RECORDS SUPPLIED Start Marker
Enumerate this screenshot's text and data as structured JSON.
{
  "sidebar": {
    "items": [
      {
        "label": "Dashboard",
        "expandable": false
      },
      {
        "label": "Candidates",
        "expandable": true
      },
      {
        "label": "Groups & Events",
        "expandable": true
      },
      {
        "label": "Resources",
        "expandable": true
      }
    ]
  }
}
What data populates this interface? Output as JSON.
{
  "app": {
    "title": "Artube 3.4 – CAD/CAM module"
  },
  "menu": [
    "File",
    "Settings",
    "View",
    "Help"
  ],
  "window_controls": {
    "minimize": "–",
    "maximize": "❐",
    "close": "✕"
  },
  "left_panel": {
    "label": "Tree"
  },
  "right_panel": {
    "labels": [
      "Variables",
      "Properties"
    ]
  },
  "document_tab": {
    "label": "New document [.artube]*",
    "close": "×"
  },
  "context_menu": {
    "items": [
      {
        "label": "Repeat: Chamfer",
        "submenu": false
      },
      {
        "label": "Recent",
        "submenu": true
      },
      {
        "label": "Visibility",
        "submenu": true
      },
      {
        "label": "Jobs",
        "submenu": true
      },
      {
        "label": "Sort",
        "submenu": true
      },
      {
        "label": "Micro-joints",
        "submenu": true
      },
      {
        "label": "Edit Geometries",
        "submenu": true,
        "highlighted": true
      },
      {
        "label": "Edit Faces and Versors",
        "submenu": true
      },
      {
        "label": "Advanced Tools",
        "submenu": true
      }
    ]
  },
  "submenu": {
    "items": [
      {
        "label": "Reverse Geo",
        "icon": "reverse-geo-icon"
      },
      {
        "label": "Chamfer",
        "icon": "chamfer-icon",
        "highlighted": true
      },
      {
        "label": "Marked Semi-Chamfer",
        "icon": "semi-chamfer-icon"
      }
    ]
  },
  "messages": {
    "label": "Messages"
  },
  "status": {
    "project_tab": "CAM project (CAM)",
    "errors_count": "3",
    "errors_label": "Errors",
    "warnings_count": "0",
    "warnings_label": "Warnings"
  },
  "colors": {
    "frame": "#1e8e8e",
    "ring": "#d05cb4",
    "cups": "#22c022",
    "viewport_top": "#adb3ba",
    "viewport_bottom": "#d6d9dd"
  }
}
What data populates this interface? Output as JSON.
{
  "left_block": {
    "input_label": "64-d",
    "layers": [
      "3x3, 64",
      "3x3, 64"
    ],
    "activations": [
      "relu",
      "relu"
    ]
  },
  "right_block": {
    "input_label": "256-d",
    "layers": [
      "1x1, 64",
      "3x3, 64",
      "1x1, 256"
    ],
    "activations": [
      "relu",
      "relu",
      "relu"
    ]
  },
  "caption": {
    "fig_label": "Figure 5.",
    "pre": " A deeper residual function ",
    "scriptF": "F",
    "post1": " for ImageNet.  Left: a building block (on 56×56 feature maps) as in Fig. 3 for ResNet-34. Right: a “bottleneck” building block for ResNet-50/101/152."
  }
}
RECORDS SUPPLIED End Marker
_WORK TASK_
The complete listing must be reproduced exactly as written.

_RESULT_
Enumerate this screenshot's text and data as structured JSON.
{
  "sidebar": {
    "items": [
      {
        "label": "Dashboard",
        "expandable": false
      },
      {
        "label": "Candidates",
        "expandable": true
      },
      {
        "label": "Groups & Events",
        "expandable": true
      },
      {
        "label": "Resources",
        "expandable": true
      }
    ]
  }
}
What data populates this interface? Output as JSON.
{
  "app": {
    "title": "Artube 3.4 – CAD/CAM module"
  },
  "menu": [
    "File",
    "Settings",
    "View",
    "Help"
  ],
  "window_controls": {
    "minimize": "–",
    "maximize": "❐",
    "close": "✕"
  },
  "left_panel": {
    "label": "Tree"
  },
  "right_panel": {
    "labels": [
      "Variables",
      "Properties"
    ]
  },
  "document_tab": {
    "label": "New document [.artube]*",
    "close": "×"
  },
  "context_menu": {
    "items": [
      {
        "label": "Repeat: Chamfer",
        "submenu": false
      },
      {
        "label": "Recent",
        "submenu": true
      },
      {
        "label": "Visibility",
        "submenu": true
      },
      {
        "label": "Jobs",
        "submenu": true
      },
      {
        "label": "Sort",
        "submenu": true
      },
      {
        "label": "Micro-joints",
        "submenu": true
      },
      {
        "label": "Edit Geometries",
        "submenu": true,
        "highlighted": true
      },
      {
        "label": "Edit Faces and Versors",
        "submenu": true
      },
      {
        "label": "Advanced Tools",
        "submenu": true
      }
    ]
  },
  "submenu": {
    "items": [
      {
        "label": "Reverse Geo",
        "icon": "reverse-geo-icon"
      },
      {
        "label": "Chamfer",
        "icon": "chamfer-icon",
        "highlighted": true
      },
      {
        "label": "Marked Semi-Chamfer",
        "icon": "semi-chamfer-icon"
      }
    ]
  },
  "messages": {
    "label": "Messages"
  },
  "status": {
    "project_tab": "CAM project (CAM)",
    "errors_count": "3",
    "errors_label": "Errors",
    "warnings_count": "0",
    "warnings_label": "Warnings"
  },
  "colors": {
    "frame": "#1e8e8e",
    "ring": "#d05cb4",
    "cups": "#22c022",
    "viewport_top": "#adb3ba",
    "viewport_bottom": "#d6d9dd"
  }
}
What data populates this interface? Output as JSON.
{
  "left_block": {
    "input_label": "64-d",
    "layers": [
      "3x3, 64",
      "3x3, 64"
    ],
    "activations": [
      "relu",
      "relu"
    ]
  },
  "right_block": {
    "input_label": "256-d",
    "layers": [
      "1x1, 64",
      "3x3, 64",
      "1x1, 256"
    ],
    "activations": [
      "relu",
      "relu",
      "relu"
    ]
  },
  "caption": {
    "fig_label": "Figure 5.",
    "pre": " A deeper residual function ",
    "scriptF": "F",
    "post1": " for ImageNet.  Left: a building block (on 56×56 feature maps) as in Fig. 3 for ResNet-34. Right: a “bottleneck” building block for ResNet-50/101/152."
  }
}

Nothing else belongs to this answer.